== WHAT YOU SHOULD DO ==
Type the records that follow again exactly as written, but drop the pictures.

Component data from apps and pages
*** Block opens ***

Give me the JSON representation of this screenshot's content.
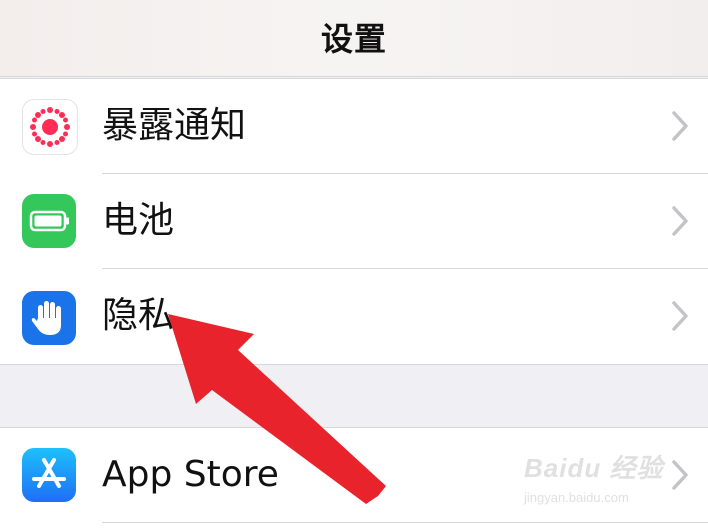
{
  "nav": {
    "title": "设置"
  },
  "settings": {
    "items": [
      {
        "label": "暴露通知",
        "icon": "exposure-notification-icon",
        "icon_color": "#ffffff",
        "accent": "#ff2d55"
      },
      {
        "label": "电池",
        "icon": "battery-icon",
        "icon_color": "#34c759"
      },
      {
        "label": "隐私",
        "icon": "privacy-hand-icon",
        "icon_color": "#1a73e8"
      },
      {
        "label": "App Store",
        "icon": "app-store-icon",
        "icon_color": "#1e8cf5"
      }
    ],
    "chevron_icon": "chevron-right-icon"
  },
  "annotation": {
    "arrow_color": "#e8232b",
    "points_to": "隐私"
  },
  "watermark": {
    "brand": "Baidu 经验",
    "url": "jingyan.baidu.com"
  },
  "colors": {
    "background": "#efeff4",
    "cell": "#ffffff",
    "separator": "#d8d8dc",
    "chevron": "#c4c4c8"
  }
}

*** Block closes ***

== ANSWER TO THIS PROBLEM ==
Give me the JSON representation of this screenshot's content.
{
  "nav": {
    "title": "设置"
  },
  "settings": {
    "items": [
      {
        "label": "暴露通知",
        "icon": "exposure-notification-icon",
        "icon_color": "#ffffff",
        "accent": "#ff2d55"
      },
      {
        "label": "电池",
        "icon": "battery-icon",
        "icon_color": "#34c759"
      },
      {
        "label": "隐私",
        "icon": "privacy-hand-icon",
        "icon_color": "#1a73e8"
      },
      {
        "label": "App Store",
        "icon": "app-store-icon",
        "icon_color": "#1e8cf5"
      }
    ],
    "chevron_icon": "chevron-right-icon"
  },
  "annotation": {
    "arrow_color": "#e8232b",
    "points_to": "隐私"
  },
  "watermark": {
    "brand": "Baidu 经验",
    "url": "jingyan.baidu.com"
  },
  "colors": {
    "background": "#efeff4",
    "cell": "#ffffff",
    "separator": "#d8d8dc",
    "chevron": "#c4c4c8"
  }
}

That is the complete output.